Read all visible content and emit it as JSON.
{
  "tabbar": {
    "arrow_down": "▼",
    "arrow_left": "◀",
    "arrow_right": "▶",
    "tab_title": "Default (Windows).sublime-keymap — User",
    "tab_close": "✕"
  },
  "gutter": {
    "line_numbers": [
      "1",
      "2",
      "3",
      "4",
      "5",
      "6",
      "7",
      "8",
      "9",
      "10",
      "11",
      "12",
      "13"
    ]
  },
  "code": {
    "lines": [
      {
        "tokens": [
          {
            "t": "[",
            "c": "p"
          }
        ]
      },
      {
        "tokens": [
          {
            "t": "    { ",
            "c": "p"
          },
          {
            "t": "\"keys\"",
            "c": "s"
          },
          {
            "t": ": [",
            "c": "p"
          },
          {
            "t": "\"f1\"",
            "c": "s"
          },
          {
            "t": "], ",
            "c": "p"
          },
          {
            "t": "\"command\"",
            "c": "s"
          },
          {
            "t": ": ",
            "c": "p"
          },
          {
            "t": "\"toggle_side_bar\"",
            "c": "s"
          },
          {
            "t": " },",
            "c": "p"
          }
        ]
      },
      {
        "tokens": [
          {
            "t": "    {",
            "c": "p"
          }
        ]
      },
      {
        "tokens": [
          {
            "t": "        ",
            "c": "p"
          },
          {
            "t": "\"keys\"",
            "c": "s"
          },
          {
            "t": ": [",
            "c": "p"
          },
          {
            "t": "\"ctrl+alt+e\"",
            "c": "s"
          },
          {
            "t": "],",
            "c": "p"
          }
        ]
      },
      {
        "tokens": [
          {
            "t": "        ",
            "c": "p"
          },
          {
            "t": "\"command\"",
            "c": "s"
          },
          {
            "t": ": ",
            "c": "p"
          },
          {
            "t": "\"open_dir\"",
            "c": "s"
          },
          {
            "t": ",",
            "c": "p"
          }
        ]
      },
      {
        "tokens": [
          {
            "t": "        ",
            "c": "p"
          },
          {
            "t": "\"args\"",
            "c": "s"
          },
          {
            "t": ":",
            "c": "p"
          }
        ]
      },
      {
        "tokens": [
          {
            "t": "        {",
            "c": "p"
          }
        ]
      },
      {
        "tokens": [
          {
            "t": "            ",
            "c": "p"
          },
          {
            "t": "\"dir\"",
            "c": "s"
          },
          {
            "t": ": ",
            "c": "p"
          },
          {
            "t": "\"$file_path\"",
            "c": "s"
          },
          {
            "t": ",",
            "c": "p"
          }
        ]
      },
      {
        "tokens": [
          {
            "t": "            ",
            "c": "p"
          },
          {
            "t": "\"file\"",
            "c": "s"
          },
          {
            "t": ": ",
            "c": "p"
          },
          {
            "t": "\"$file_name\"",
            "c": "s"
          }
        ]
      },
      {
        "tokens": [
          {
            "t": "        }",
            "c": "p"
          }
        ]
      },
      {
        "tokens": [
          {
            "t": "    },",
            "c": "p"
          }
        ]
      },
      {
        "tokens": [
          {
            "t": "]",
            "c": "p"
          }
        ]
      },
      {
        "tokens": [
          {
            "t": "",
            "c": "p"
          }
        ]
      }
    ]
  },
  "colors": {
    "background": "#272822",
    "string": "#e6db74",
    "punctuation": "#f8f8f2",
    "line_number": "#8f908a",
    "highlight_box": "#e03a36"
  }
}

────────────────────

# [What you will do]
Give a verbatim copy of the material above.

# [Response area]
Read all visible content and emit it as JSON.
{
  "tabbar": {
    "arrow_down": "▼",
    "arrow_left": "◀",
    "arrow_right": "▶",
    "tab_title": "Default (Windows).sublime-keymap — User",
    "tab_close": "✕"
  },
  "gutter": {
    "line_numbers": [
      "1",
      "2",
      "3",
      "4",
      "5",
      "6",
      "7",
      "8",
      "9",
      "10",
      "11",
      "12",
      "13"
    ]
  },
  "code": {
    "lines": [
      {
        "tokens": [
          {
            "t": "[",
            "c": "p"
          }
        ]
      },
      {
        "tokens": [
          {
            "t": "    { ",
            "c": "p"
          },
          {
            "t": "\"keys\"",
            "c": "s"
          },
          {
            "t": ": [",
            "c": "p"
          },
          {
            "t": "\"f1\"",
            "c": "s"
          },
          {
            "t": "], ",
            "c": "p"
          },
          {
            "t": "\"command\"",
            "c": "s"
          },
          {
            "t": ": ",
            "c": "p"
          },
          {
            "t": "\"toggle_side_bar\"",
            "c": "s"
          },
          {
            "t": " },",
            "c": "p"
          }
        ]
      },
      {
        "tokens": [
          {
            "t": "    {",
            "c": "p"
          }
        ]
      },
      {
        "tokens": [
          {
            "t": "        ",
            "c": "p"
          },
          {
            "t": "\"keys\"",
            "c": "s"
          },
          {
            "t": ": [",
            "c": "p"
          },
          {
            "t": "\"ctrl+alt+e\"",
            "c": "s"
          },
          {
            "t": "],",
            "c": "p"
          }
        ]
      },
      {
        "tokens": [
          {
            "t": "        ",
            "c": "p"
          },
          {
            "t": "\"command\"",
            "c": "s"
          },
          {
            "t": ": ",
            "c": "p"
          },
          {
            "t": "\"open_dir\"",
            "c": "s"
          },
          {
            "t": ",",
            "c": "p"
          }
        ]
      },
      {
        "tokens": [
          {
            "t": "        ",
            "c": "p"
          },
          {
            "t": "\"args\"",
            "c": "s"
          },
          {
            "t": ":",
            "c": "p"
          }
        ]
      },
      {
        "tokens": [
          {
            "t": "        {",
            "c": "p"
          }
        ]
      },
      {
        "tokens": [
          {
            "t": "            ",
            "c": "p"
          },
          {
            "t": "\"dir\"",
            "c": "s"
          },
          {
            "t": ": ",
            "c": "p"
          },
          {
            "t": "\"$file_path\"",
            "c": "s"
          },
          {
            "t": ",",
            "c": "p"
          }
        ]
      },
      {
        "tokens": [
          {
            "t": "            ",
            "c": "p"
          },
          {
            "t": "\"file\"",
            "c": "s"
          },
          {
            "t": ": ",
            "c": "p"
          },
          {
            "t": "\"$file_name\"",
            "c": "s"
          }
        ]
      },
      {
        "tokens": [
          {
            "t": "        }",
            "c": "p"
          }
        ]
      },
      {
        "tokens": [
          {
            "t": "    },",
            "c": "p"
          }
        ]
      },
      {
        "tokens": [
          {
            "t": "]",
            "c": "p"
          }
        ]
      },
      {
        "tokens": [
          {
            "t": "",
            "c": "p"
          }
        ]
      }
    ]
  },
  "colors": {
    "background": "#272822",
    "string": "#e6db74",
    "punctuation": "#f8f8f2",
    "line_number": "#8f908a",
    "highlight_box": "#e03a36"
  }
}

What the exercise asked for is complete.